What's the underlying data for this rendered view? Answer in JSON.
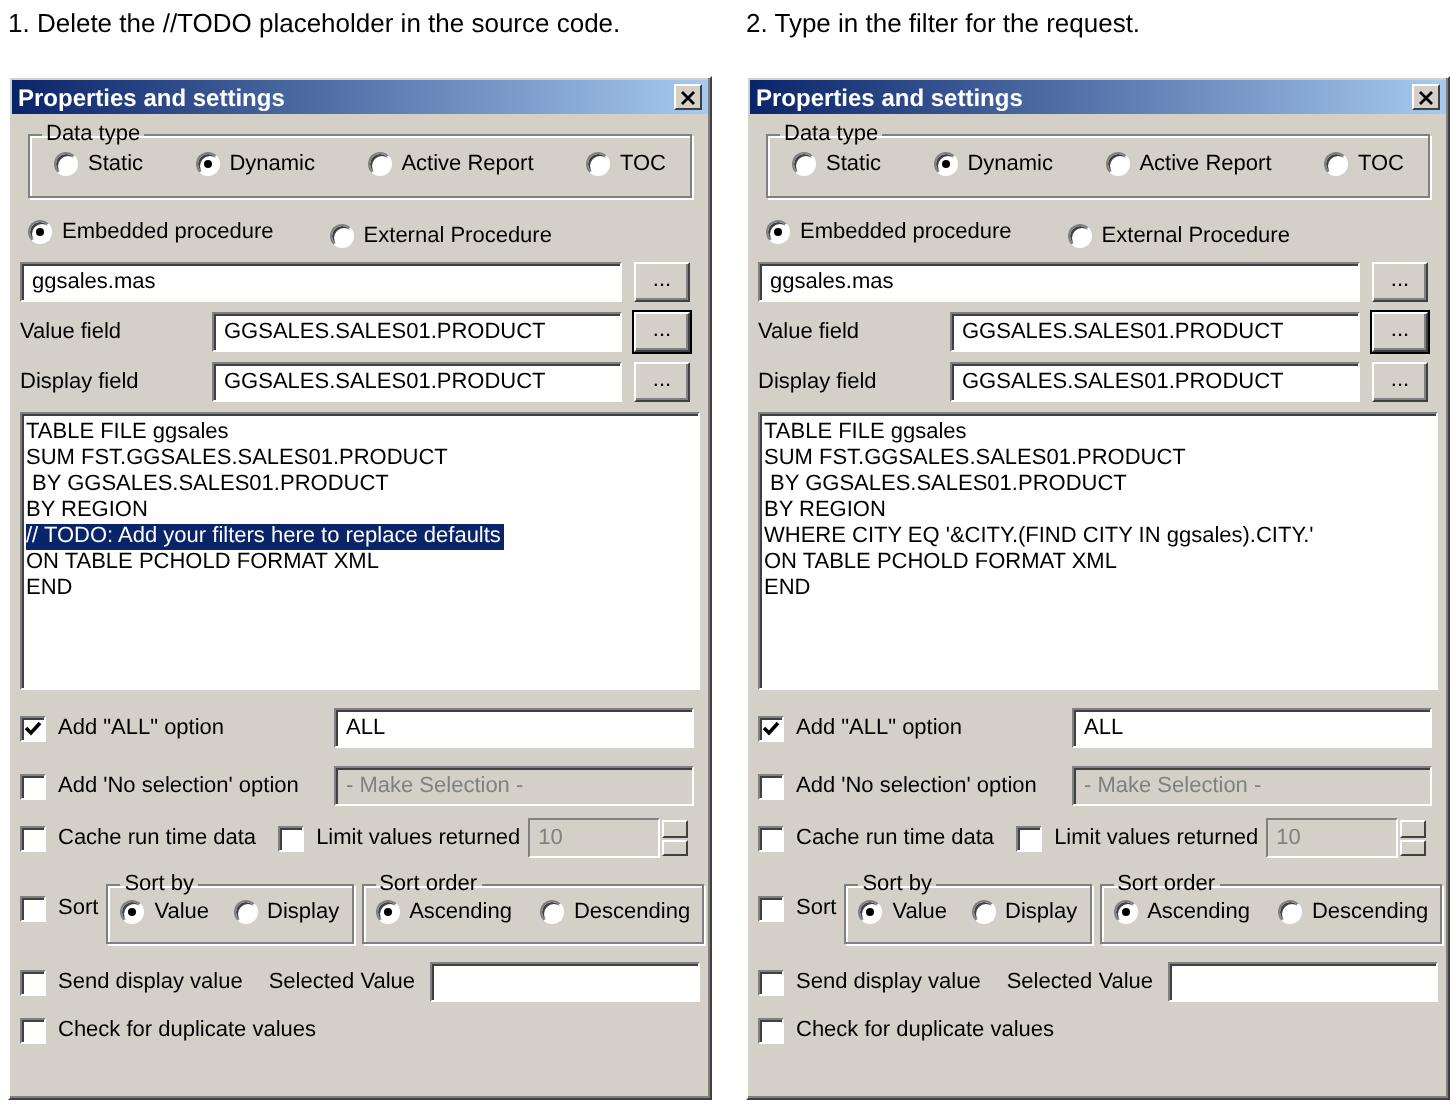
{
  "panels": [
    {
      "caption": "1. Delete the //TODO placeholder in the source code.",
      "window_title": "Properties and settings",
      "data_type": {
        "label": "Data type",
        "options": [
          {
            "label": "Static",
            "selected": false
          },
          {
            "label": "Dynamic",
            "selected": true
          },
          {
            "label": "Active Report",
            "selected": false
          },
          {
            "label": "TOC",
            "selected": false
          }
        ]
      },
      "procedure_options": [
        {
          "label": "Embedded procedure",
          "selected": true
        },
        {
          "label": "External Procedure",
          "selected": false
        }
      ],
      "master_file": {
        "value": "ggsales.mas",
        "browse": "..."
      },
      "value_field": {
        "label": "Value field",
        "value": "GGSALES.SALES01.PRODUCT",
        "browse": "..."
      },
      "display_field": {
        "label": "Display field",
        "value": "GGSALES.SALES01.PRODUCT",
        "browse": "..."
      },
      "code_lines": [
        {
          "text": "TABLE FILE ggsales",
          "selected": false
        },
        {
          "text": "SUM FST.GGSALES.SALES01.PRODUCT",
          "selected": false
        },
        {
          "text": " BY GGSALES.SALES01.PRODUCT",
          "selected": false
        },
        {
          "text": "BY REGION",
          "selected": false
        },
        {
          "text": "// TODO: Add your filters here to replace defaults",
          "selected": true
        },
        {
          "text": "ON TABLE PCHOLD FORMAT XML",
          "selected": false
        },
        {
          "text": "END",
          "selected": false
        }
      ],
      "add_all": {
        "label": "Add \"ALL\" option",
        "checked": true,
        "value": "ALL"
      },
      "add_no_selection": {
        "label": "Add 'No selection' option",
        "checked": false,
        "value": "- Make Selection -",
        "field_disabled": true
      },
      "cache": {
        "label": "Cache run time data",
        "checked": false
      },
      "limit": {
        "label": "Limit values returned",
        "checked": false,
        "value": "10",
        "field_disabled": true
      },
      "sort": {
        "label": "Sort",
        "checked": false,
        "sort_by": {
          "label": "Sort by",
          "options": [
            {
              "label": "Value",
              "selected": true
            },
            {
              "label": "Display",
              "selected": false
            }
          ]
        },
        "sort_order": {
          "label": "Sort order",
          "options": [
            {
              "label": "Ascending",
              "selected": true
            },
            {
              "label": "Descending",
              "selected": false
            }
          ]
        }
      },
      "send_display": {
        "label": "Send display value",
        "checked": false
      },
      "selected_value": {
        "label": "Selected Value"
      },
      "check_duplicates": {
        "label": "Check for duplicate values",
        "checked": false
      }
    },
    {
      "caption": "2. Type in the filter for the request.",
      "window_title": "Properties and settings",
      "data_type": {
        "label": "Data type",
        "options": [
          {
            "label": "Static",
            "selected": false
          },
          {
            "label": "Dynamic",
            "selected": true
          },
          {
            "label": "Active Report",
            "selected": false
          },
          {
            "label": "TOC",
            "selected": false
          }
        ]
      },
      "procedure_options": [
        {
          "label": "Embedded procedure",
          "selected": true
        },
        {
          "label": "External Procedure",
          "selected": false
        }
      ],
      "master_file": {
        "value": "ggsales.mas",
        "browse": "..."
      },
      "value_field": {
        "label": "Value field",
        "value": "GGSALES.SALES01.PRODUCT",
        "browse": "..."
      },
      "display_field": {
        "label": "Display field",
        "value": "GGSALES.SALES01.PRODUCT",
        "browse": "..."
      },
      "code_lines": [
        {
          "text": "TABLE FILE ggsales",
          "selected": false
        },
        {
          "text": "SUM FST.GGSALES.SALES01.PRODUCT",
          "selected": false
        },
        {
          "text": " BY GGSALES.SALES01.PRODUCT",
          "selected": false
        },
        {
          "text": "BY REGION",
          "selected": false
        },
        {
          "text": "WHERE CITY EQ '&CITY.(FIND CITY IN ggsales).CITY.'",
          "selected": false
        },
        {
          "text": "ON TABLE PCHOLD FORMAT XML",
          "selected": false
        },
        {
          "text": "END",
          "selected": false
        }
      ],
      "add_all": {
        "label": "Add \"ALL\" option",
        "checked": true,
        "value": "ALL"
      },
      "add_no_selection": {
        "label": "Add 'No selection' option",
        "checked": false,
        "value": "- Make Selection -",
        "field_disabled": true
      },
      "cache": {
        "label": "Cache run time data",
        "checked": false
      },
      "limit": {
        "label": "Limit values returned",
        "checked": false,
        "value": "10",
        "field_disabled": true
      },
      "sort": {
        "label": "Sort",
        "checked": false,
        "sort_by": {
          "label": "Sort by",
          "options": [
            {
              "label": "Value",
              "selected": true
            },
            {
              "label": "Display",
              "selected": false
            }
          ]
        },
        "sort_order": {
          "label": "Sort order",
          "options": [
            {
              "label": "Ascending",
              "selected": true
            },
            {
              "label": "Descending",
              "selected": false
            }
          ]
        }
      },
      "send_display": {
        "label": "Send display value",
        "checked": false
      },
      "selected_value": {
        "label": "Selected Value"
      },
      "check_duplicates": {
        "label": "Check for duplicate values",
        "checked": false
      }
    }
  ]
}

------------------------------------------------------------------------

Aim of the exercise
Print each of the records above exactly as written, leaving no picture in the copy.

Solution for this problem
What's the underlying data for this rendered view? Answer in JSON.
{
  "panels": [
    {
      "caption": "1. Delete the //TODO placeholder in the source code.",
      "window_title": "Properties and settings",
      "data_type": {
        "label": "Data type",
        "options": [
          {
            "label": "Static",
            "selected": false
          },
          {
            "label": "Dynamic",
            "selected": true
          },
          {
            "label": "Active Report",
            "selected": false
          },
          {
            "label": "TOC",
            "selected": false
          }
        ]
      },
      "procedure_options": [
        {
          "label": "Embedded procedure",
          "selected": true
        },
        {
          "label": "External Procedure",
          "selected": false
        }
      ],
      "master_file": {
        "value": "ggsales.mas",
        "browse": "..."
      },
      "value_field": {
        "label": "Value field",
        "value": "GGSALES.SALES01.PRODUCT",
        "browse": "..."
      },
      "display_field": {
        "label": "Display field",
        "value": "GGSALES.SALES01.PRODUCT",
        "browse": "..."
      },
      "code_lines": [
        {
          "text": "TABLE FILE ggsales",
          "selected": false
        },
        {
          "text": "SUM FST.GGSALES.SALES01.PRODUCT",
          "selected": false
        },
        {
          "text": " BY GGSALES.SALES01.PRODUCT",
          "selected": false
        },
        {
          "text": "BY REGION",
          "selected": false
        },
        {
          "text": "// TODO: Add your filters here to replace defaults",
          "selected": true
        },
        {
          "text": "ON TABLE PCHOLD FORMAT XML",
          "selected": false
        },
        {
          "text": "END",
          "selected": false
        }
      ],
      "add_all": {
        "label": "Add \"ALL\" option",
        "checked": true,
        "value": "ALL"
      },
      "add_no_selection": {
        "label": "Add 'No selection' option",
        "checked": false,
        "value": "- Make Selection -",
        "field_disabled": true
      },
      "cache": {
        "label": "Cache run time data",
        "checked": false
      },
      "limit": {
        "label": "Limit values returned",
        "checked": false,
        "value": "10",
        "field_disabled": true
      },
      "sort": {
        "label": "Sort",
        "checked": false,
        "sort_by": {
          "label": "Sort by",
          "options": [
            {
              "label": "Value",
              "selected": true
            },
            {
              "label": "Display",
              "selected": false
            }
          ]
        },
        "sort_order": {
          "label": "Sort order",
          "options": [
            {
              "label": "Ascending",
              "selected": true
            },
            {
              "label": "Descending",
              "selected": false
            }
          ]
        }
      },
      "send_display": {
        "label": "Send display value",
        "checked": false
      },
      "selected_value": {
        "label": "Selected Value"
      },
      "check_duplicates": {
        "label": "Check for duplicate values",
        "checked": false
      }
    },
    {
      "caption": "2. Type in the filter for the request.",
      "window_title": "Properties and settings",
      "data_type": {
        "label": "Data type",
        "options": [
          {
            "label": "Static",
            "selected": false
          },
          {
            "label": "Dynamic",
            "selected": true
          },
          {
            "label": "Active Report",
            "selected": false
          },
          {
            "label": "TOC",
            "selected": false
          }
        ]
      },
      "procedure_options": [
        {
          "label": "Embedded procedure",
          "selected": true
        },
        {
          "label": "External Procedure",
          "selected": false
        }
      ],
      "master_file": {
        "value": "ggsales.mas",
        "browse": "..."
      },
      "value_field": {
        "label": "Value field",
        "value": "GGSALES.SALES01.PRODUCT",
        "browse": "..."
      },
      "display_field": {
        "label": "Display field",
        "value": "GGSALES.SALES01.PRODUCT",
        "browse": "..."
      },
      "code_lines": [
        {
          "text": "TABLE FILE ggsales",
          "selected": false
        },
        {
          "text": "SUM FST.GGSALES.SALES01.PRODUCT",
          "selected": false
        },
        {
          "text": " BY GGSALES.SALES01.PRODUCT",
          "selected": false
        },
        {
          "text": "BY REGION",
          "selected": false
        },
        {
          "text": "WHERE CITY EQ '&CITY.(FIND CITY IN ggsales).CITY.'",
          "selected": false
        },
        {
          "text": "ON TABLE PCHOLD FORMAT XML",
          "selected": false
        },
        {
          "text": "END",
          "selected": false
        }
      ],
      "add_all": {
        "label": "Add \"ALL\" option",
        "checked": true,
        "value": "ALL"
      },
      "add_no_selection": {
        "label": "Add 'No selection' option",
        "checked": false,
        "value": "- Make Selection -",
        "field_disabled": true
      },
      "cache": {
        "label": "Cache run time data",
        "checked": false
      },
      "limit": {
        "label": "Limit values returned",
        "checked": false,
        "value": "10",
        "field_disabled": true
      },
      "sort": {
        "label": "Sort",
        "checked": false,
        "sort_by": {
          "label": "Sort by",
          "options": [
            {
              "label": "Value",
              "selected": true
            },
            {
              "label": "Display",
              "selected": false
            }
          ]
        },
        "sort_order": {
          "label": "Sort order",
          "options": [
            {
              "label": "Ascending",
              "selected": true
            },
            {
              "label": "Descending",
              "selected": false
            }
          ]
        }
      },
      "send_display": {
        "label": "Send display value",
        "checked": false
      },
      "selected_value": {
        "label": "Selected Value"
      },
      "check_duplicates": {
        "label": "Check for duplicate values",
        "checked": false
      }
    }
  ]
}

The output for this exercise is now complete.